→ WORK INSTRUCTIONS:
Output the data below exactly, without images.

Saved data entries
──────

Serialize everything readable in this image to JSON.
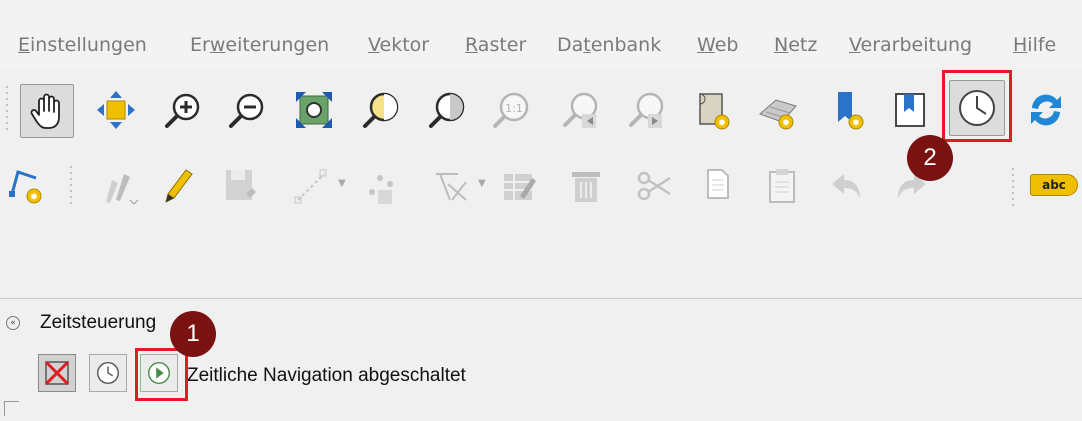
{
  "menu": {
    "items": [
      {
        "pre": "",
        "u": "E",
        "post": "instellungen"
      },
      {
        "pre": "Er",
        "u": "w",
        "post": "eiterungen"
      },
      {
        "pre": "",
        "u": "V",
        "post": "ektor"
      },
      {
        "pre": "",
        "u": "R",
        "post": "aster"
      },
      {
        "pre": "Da",
        "u": "t",
        "post": "enbank"
      },
      {
        "pre": "",
        "u": "W",
        "post": "eb"
      },
      {
        "pre": "",
        "u": "N",
        "post": "etz"
      },
      {
        "pre": "",
        "u": "V",
        "post": "erarbeitung"
      },
      {
        "pre": "",
        "u": "H",
        "post": "ilfe"
      }
    ]
  },
  "toolbar2": {
    "label_tool_text": "abc"
  },
  "annotations": {
    "badge1": "1",
    "badge2": "2"
  },
  "panel": {
    "title": "Zeitsteuerung",
    "status": "Zeitliche Navigation abgeschaltet"
  },
  "colors": {
    "highlight": "#e01c24",
    "badge": "#7a1212",
    "accent_blue": "#1e88d6",
    "accent_yellow": "#f0c000"
  }
}
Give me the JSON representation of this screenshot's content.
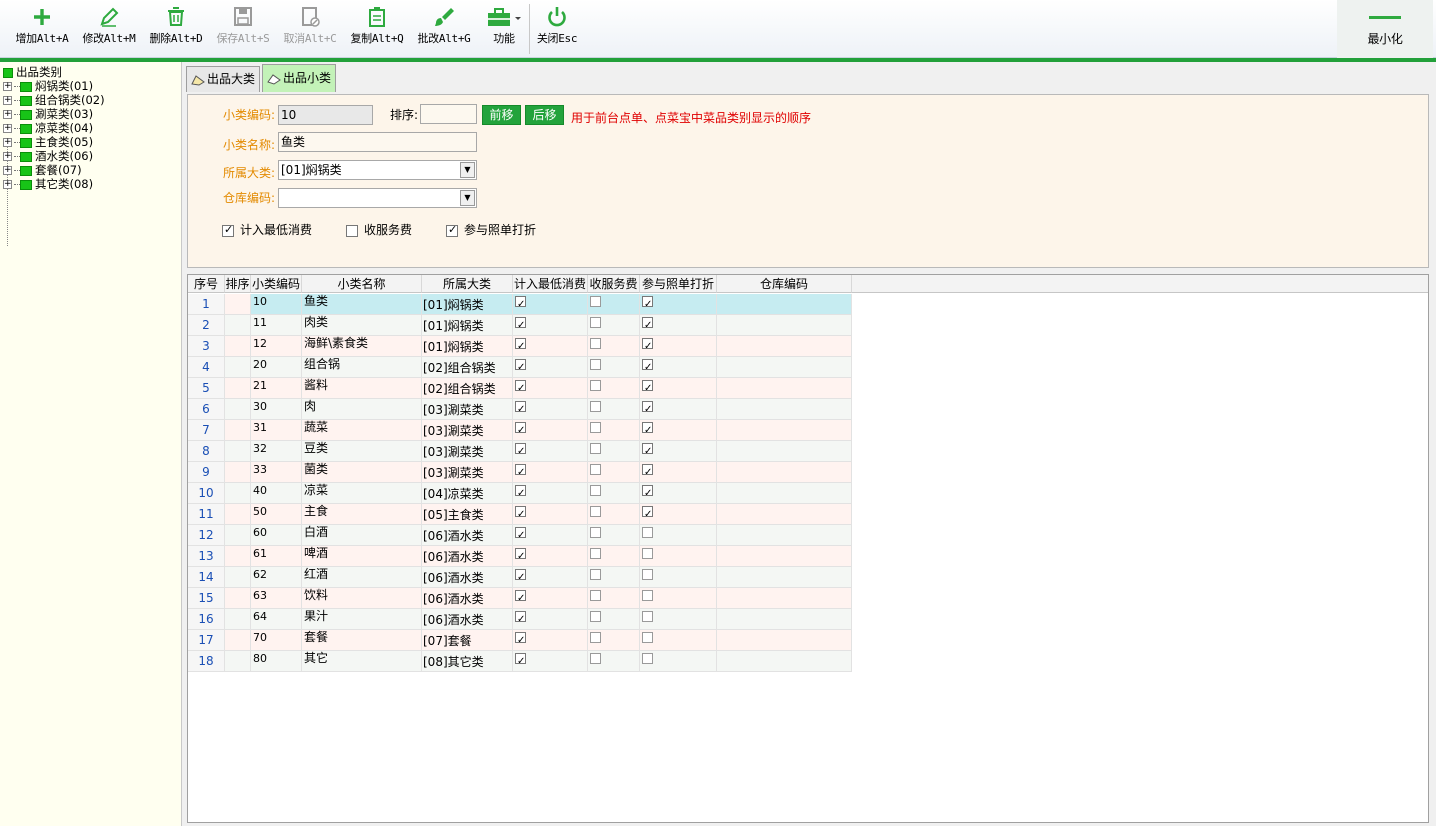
{
  "toolbar": {
    "buttons": [
      {
        "label": "增加Alt+A",
        "icon": "plus-icon",
        "enabled": true
      },
      {
        "label": "修改Alt+M",
        "icon": "pencil-icon",
        "enabled": true
      },
      {
        "label": "删除Alt+D",
        "icon": "trash-icon",
        "enabled": true
      },
      {
        "label": "保存Alt+S",
        "icon": "floppy-icon",
        "enabled": false
      },
      {
        "label": "取消Alt+C",
        "icon": "cancel-doc-icon",
        "enabled": false
      },
      {
        "label": "复制Alt+Q",
        "icon": "clipboard-icon",
        "enabled": true
      },
      {
        "label": "批改Alt+G",
        "icon": "brush-icon",
        "enabled": true
      },
      {
        "label": "功能",
        "icon": "toolbox-icon",
        "enabled": true
      },
      {
        "label": "关闭Esc",
        "icon": "power-icon",
        "enabled": true
      }
    ],
    "minimize_label": "最小化",
    "accent_color": "#22a03a"
  },
  "tree": {
    "root": "出品类别",
    "items": [
      "焖锅类(01)",
      "组合锅类(02)",
      "涮菜类(03)",
      "凉菜类(04)",
      "主食类(05)",
      "酒水类(06)",
      "套餐(07)",
      "其它类(08)"
    ]
  },
  "tabs": [
    {
      "label": "出品大类",
      "active": false
    },
    {
      "label": "出品小类",
      "active": true
    }
  ],
  "form": {
    "code_label": "小类编码:",
    "code_value": "10",
    "sort_label": "排序:",
    "sort_value": "",
    "move_up": "前移",
    "move_down": "后移",
    "hint": "用于前台点单、点菜宝中菜品类别显示的顺序",
    "name_label": "小类名称:",
    "name_value": "鱼类",
    "parent_label": "所属大类:",
    "parent_value": "[01]焖锅类",
    "warehouse_label": "仓库编码:",
    "warehouse_value": "",
    "chk_min": {
      "label": "计入最低消费",
      "checked": true
    },
    "chk_service": {
      "label": "收服务费",
      "checked": false
    },
    "chk_discount": {
      "label": "参与照单打折",
      "checked": true
    }
  },
  "grid": {
    "headers": [
      "序号",
      "排序",
      "小类编码",
      "小类名称",
      "所属大类",
      "计入最低消费",
      "收服务费",
      "参与照单打折",
      "仓库编码"
    ],
    "rows": [
      {
        "no": "1",
        "sort": "",
        "code": "10",
        "name": "鱼类",
        "parent": "[01]焖锅类",
        "min": true,
        "svc": false,
        "disc": true,
        "wh": ""
      },
      {
        "no": "2",
        "sort": "",
        "code": "11",
        "name": "肉类",
        "parent": "[01]焖锅类",
        "min": true,
        "svc": false,
        "disc": true,
        "wh": ""
      },
      {
        "no": "3",
        "sort": "",
        "code": "12",
        "name": "海鲜\\素食类",
        "parent": "[01]焖锅类",
        "min": true,
        "svc": false,
        "disc": true,
        "wh": ""
      },
      {
        "no": "4",
        "sort": "",
        "code": "20",
        "name": "组合锅",
        "parent": "[02]组合锅类",
        "min": true,
        "svc": false,
        "disc": true,
        "wh": ""
      },
      {
        "no": "5",
        "sort": "",
        "code": "21",
        "name": "酱料",
        "parent": "[02]组合锅类",
        "min": true,
        "svc": false,
        "disc": true,
        "wh": ""
      },
      {
        "no": "6",
        "sort": "",
        "code": "30",
        "name": "肉",
        "parent": "[03]涮菜类",
        "min": true,
        "svc": false,
        "disc": true,
        "wh": ""
      },
      {
        "no": "7",
        "sort": "",
        "code": "31",
        "name": "蔬菜",
        "parent": "[03]涮菜类",
        "min": true,
        "svc": false,
        "disc": true,
        "wh": ""
      },
      {
        "no": "8",
        "sort": "",
        "code": "32",
        "name": "豆类",
        "parent": "[03]涮菜类",
        "min": true,
        "svc": false,
        "disc": true,
        "wh": ""
      },
      {
        "no": "9",
        "sort": "",
        "code": "33",
        "name": "菌类",
        "parent": "[03]涮菜类",
        "min": true,
        "svc": false,
        "disc": true,
        "wh": ""
      },
      {
        "no": "10",
        "sort": "",
        "code": "40",
        "name": "凉菜",
        "parent": "[04]凉菜类",
        "min": true,
        "svc": false,
        "disc": true,
        "wh": ""
      },
      {
        "no": "11",
        "sort": "",
        "code": "50",
        "name": "主食",
        "parent": "[05]主食类",
        "min": true,
        "svc": false,
        "disc": true,
        "wh": ""
      },
      {
        "no": "12",
        "sort": "",
        "code": "60",
        "name": "白酒",
        "parent": "[06]酒水类",
        "min": true,
        "svc": false,
        "disc": false,
        "wh": ""
      },
      {
        "no": "13",
        "sort": "",
        "code": "61",
        "name": "啤酒",
        "parent": "[06]酒水类",
        "min": true,
        "svc": false,
        "disc": false,
        "wh": ""
      },
      {
        "no": "14",
        "sort": "",
        "code": "62",
        "name": "红酒",
        "parent": "[06]酒水类",
        "min": true,
        "svc": false,
        "disc": false,
        "wh": ""
      },
      {
        "no": "15",
        "sort": "",
        "code": "63",
        "name": "饮料",
        "parent": "[06]酒水类",
        "min": true,
        "svc": false,
        "disc": false,
        "wh": ""
      },
      {
        "no": "16",
        "sort": "",
        "code": "64",
        "name": "果汁",
        "parent": "[06]酒水类",
        "min": true,
        "svc": false,
        "disc": false,
        "wh": ""
      },
      {
        "no": "17",
        "sort": "",
        "code": "70",
        "name": "套餐",
        "parent": "[07]套餐",
        "min": true,
        "svc": false,
        "disc": false,
        "wh": ""
      },
      {
        "no": "18",
        "sort": "",
        "code": "80",
        "name": "其它",
        "parent": "[08]其它类",
        "min": true,
        "svc": false,
        "disc": false,
        "wh": ""
      }
    ],
    "selected_row": 1
  }
}
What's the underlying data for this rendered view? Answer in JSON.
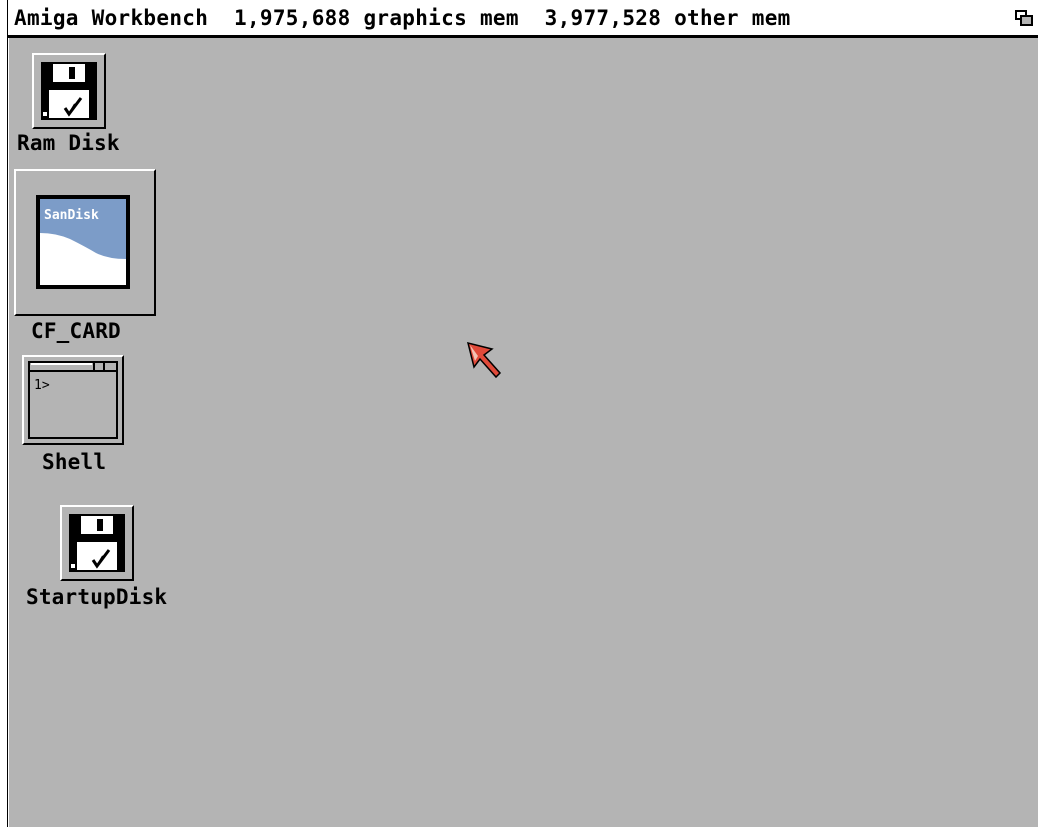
{
  "screen": {
    "title": "Amiga Workbench  1,975,688 graphics mem  3,977,528 other mem",
    "depth_gadget_icon": "depth-arrange-icon"
  },
  "desktop": {
    "background_color": "#b4b4b4",
    "icons": [
      {
        "label": "Ram Disk",
        "icon": "floppy-disk-icon"
      },
      {
        "label": "CF_CARD",
        "icon": "sandisk-card-icon",
        "card_brand": "SanDisk"
      },
      {
        "label": "Shell",
        "icon": "shell-window-icon",
        "prompt": "1>"
      },
      {
        "label": "StartupDisk",
        "icon": "floppy-disk-icon"
      }
    ]
  },
  "colors": {
    "desktop": "#b4b4b4",
    "pointer": "#e04a3a",
    "sandisk_blue": "#7c9cc8"
  }
}
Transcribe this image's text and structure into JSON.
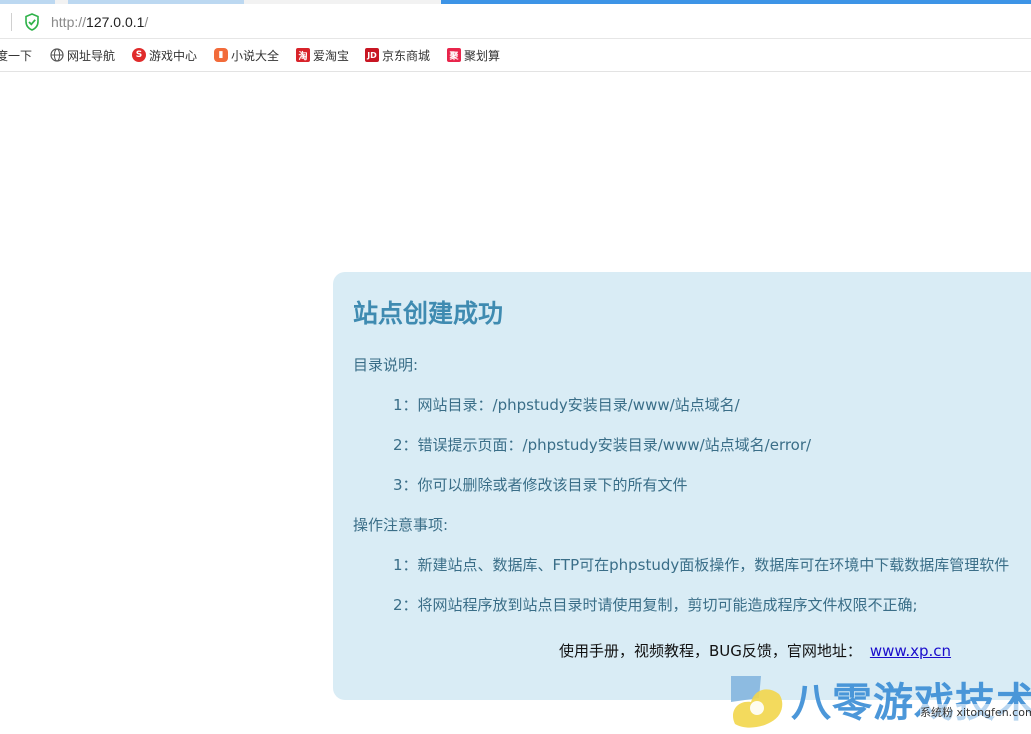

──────

→ REPLY:
Serialize everything readable in this image to JSON.
{
  "menu": {
    "items": [
      {
        "pre": "",
        "u": "E",
        "post": "instellungen"
      },
      {
        "pre": "Er",
        "u": "w",
        "post": "eiterungen"
      },
      {
        "pre": "",
        "u": "V",
        "post": "ektor"
      },
      {
        "pre": "",
        "u": "R",
        "post": "aster"
      },
      {
        "pre": "Da",
        "u": "t",
        "post": "enbank"
      },
      {
        "pre": "",
        "u": "W",
        "post": "eb"
      },
      {
        "pre": "",
        "u": "N",
        "post": "etz"
      },
      {
        "pre": "",
        "u": "V",
        "post": "erarbeitung"
      },
      {
        "pre": "",
        "u": "H",
        "post": "ilfe"
      }
    ]
  },
  "toolbar2": {
    "label_tool_text": "abc"
  },
  "annotations": {
    "badge1": "1",
    "badge2": "2"
  },
  "panel": {
    "title": "Zeitsteuerung",
    "status": "Zeitliche Navigation abgeschaltet"
  },
  "colors": {
    "highlight": "#e01c24",
    "badge": "#7a1212",
    "accent_blue": "#1e88d6",
    "accent_yellow": "#f0c000"
  }
}
Give me the JSON representation of this screenshot's content.
{
  "toolbar": {
    "buttons": [
      {
        "label": "增加Alt+A",
        "icon": "plus-icon",
        "enabled": true
      },
      {
        "label": "修改Alt+M",
        "icon": "pencil-icon",
        "enabled": true
      },
      {
        "label": "删除Alt+D",
        "icon": "trash-icon",
        "enabled": true
      },
      {
        "label": "保存Alt+S",
        "icon": "floppy-icon",
        "enabled": false
      },
      {
        "label": "取消Alt+C",
        "icon": "cancel-doc-icon",
        "enabled": false
      },
      {
        "label": "复制Alt+Q",
        "icon": "clipboard-icon",
        "enabled": true
      },
      {
        "label": "批改Alt+G",
        "icon": "brush-icon",
        "enabled": true
      },
      {
        "label": "功能",
        "icon": "toolbox-icon",
        "enabled": true
      },
      {
        "label": "关闭Esc",
        "icon": "power-icon",
        "enabled": true
      }
    ],
    "minimize_label": "最小化",
    "accent_color": "#22a03a"
  },
  "tree": {
    "root": "出品类别",
    "items": [
      "焖锅类(01)",
      "组合锅类(02)",
      "涮菜类(03)",
      "凉菜类(04)",
      "主食类(05)",
      "酒水类(06)",
      "套餐(07)",
      "其它类(08)"
    ]
  },
  "tabs": [
    {
      "label": "出品大类",
      "active": false
    },
    {
      "label": "出品小类",
      "active": true
    }
  ],
  "form": {
    "code_label": "小类编码:",
    "code_value": "10",
    "sort_label": "排序:",
    "sort_value": "",
    "move_up": "前移",
    "move_down": "后移",
    "hint": "用于前台点单、点菜宝中菜品类别显示的顺序",
    "name_label": "小类名称:",
    "name_value": "鱼类",
    "parent_label": "所属大类:",
    "parent_value": "[01]焖锅类",
    "warehouse_label": "仓库编码:",
    "warehouse_value": "",
    "chk_min": {
      "label": "计入最低消费",
      "checked": true
    },
    "chk_service": {
      "label": "收服务费",
      "checked": false
    },
    "chk_discount": {
      "label": "参与照单打折",
      "checked": true
    }
  },
  "grid": {
    "headers": [
      "序号",
      "排序",
      "小类编码",
      "小类名称",
      "所属大类",
      "计入最低消费",
      "收服务费",
      "参与照单打折",
      "仓库编码"
    ],
    "rows": [
      {
        "no": "1",
        "sort": "",
        "code": "10",
        "name": "鱼类",
        "parent": "[01]焖锅类",
        "min": true,
        "svc": false,
        "disc": true,
        "wh": ""
      },
      {
        "no": "2",
        "sort": "",
        "code": "11",
        "name": "肉类",
        "parent": "[01]焖锅类",
        "min": true,
        "svc": false,
        "disc": true,
        "wh": ""
      },
      {
        "no": "3",
        "sort": "",
        "code": "12",
        "name": "海鲜\\素食类",
        "parent": "[01]焖锅类",
        "min": true,
        "svc": false,
        "disc": true,
        "wh": ""
      },
      {
        "no": "4",
        "sort": "",
        "code": "20",
        "name": "组合锅",
        "parent": "[02]组合锅类",
        "min": true,
        "svc": false,
        "disc": true,
        "wh": ""
      },
      {
        "no": "5",
        "sort": "",
        "code": "21",
        "name": "酱料",
        "parent": "[02]组合锅类",
        "min": true,
        "svc": false,
        "disc": true,
        "wh": ""
      },
      {
        "no": "6",
        "sort": "",
        "code": "30",
        "name": "肉",
        "parent": "[03]涮菜类",
        "min": true,
        "svc": false,
        "disc": true,
        "wh": ""
      },
      {
        "no": "7",
        "sort": "",
        "code": "31",
        "name": "蔬菜",
        "parent": "[03]涮菜类",
        "min": true,
        "svc": false,
        "disc": true,
        "wh": ""
      },
      {
        "no": "8",
        "sort": "",
        "code": "32",
        "name": "豆类",
        "parent": "[03]涮菜类",
        "min": true,
        "svc": false,
        "disc": true,
        "wh": ""
      },
      {
        "no": "9",
        "sort": "",
        "code": "33",
        "name": "菌类",
        "parent": "[03]涮菜类",
        "min": true,
        "svc": false,
        "disc": true,
        "wh": ""
      },
      {
        "no": "10",
        "sort": "",
        "code": "40",
        "name": "凉菜",
        "parent": "[04]凉菜类",
        "min": true,
        "svc": false,
        "disc": true,
        "wh": ""
      },
      {
        "no": "11",
        "sort": "",
        "code": "50",
        "name": "主食",
        "parent": "[05]主食类",
        "min": true,
        "svc": false,
        "disc": true,
        "wh": ""
      },
      {
        "no": "12",
        "sort": "",
        "code": "60",
        "name": "白酒",
        "parent": "[06]酒水类",
        "min": true,
        "svc": false,
        "disc": false,
        "wh": ""
      },
      {
        "no": "13",
        "sort": "",
        "code": "61",
        "name": "啤酒",
        "parent": "[06]酒水类",
        "min": true,
        "svc": false,
        "disc": false,
        "wh": ""
      },
      {
        "no": "14",
        "sort": "",
        "code": "62",
        "name": "红酒",
        "parent": "[06]酒水类",
        "min": true,
        "svc": false,
        "disc": false,
        "wh": ""
      },
      {
        "no": "15",
        "sort": "",
        "code": "63",
        "name": "饮料",
        "parent": "[06]酒水类",
        "min": true,
        "svc": false,
        "disc": false,
        "wh": ""
      },
      {
        "no": "16",
        "sort": "",
        "code": "64",
        "name": "果汁",
        "parent": "[06]酒水类",
        "min": true,
        "svc": false,
        "disc": false,
        "wh": ""
      },
      {
        "no": "17",
        "sort": "",
        "code": "70",
        "name": "套餐",
        "parent": "[07]套餐",
        "min": true,
        "svc": false,
        "disc": false,
        "wh": ""
      },
      {
        "no": "18",
        "sort": "",
        "code": "80",
        "name": "其它",
        "parent": "[08]其它类",
        "min": true,
        "svc": false,
        "disc": false,
        "wh": ""
      }
    ],
    "selected_row": 1
  }
}
What's the underlying data for this rendered view? Answer in JSON.
{
  "screen": {
    "title": "Amiga Workbench  1,975,688 graphics mem  3,977,528 other mem",
    "depth_gadget_icon": "depth-arrange-icon"
  },
  "desktop": {
    "background_color": "#b4b4b4",
    "icons": [
      {
        "label": "Ram Disk",
        "icon": "floppy-disk-icon"
      },
      {
        "label": "CF_CARD",
        "icon": "sandisk-card-icon",
        "card_brand": "SanDisk"
      },
      {
        "label": "Shell",
        "icon": "shell-window-icon",
        "prompt": "1>"
      },
      {
        "label": "StartupDisk",
        "icon": "floppy-disk-icon"
      }
    ]
  },
  "colors": {
    "desktop": "#b4b4b4",
    "pointer": "#e04a3a",
    "sandisk_blue": "#7c9cc8"
  }
}
Transcribe this image's text and structure into JSON.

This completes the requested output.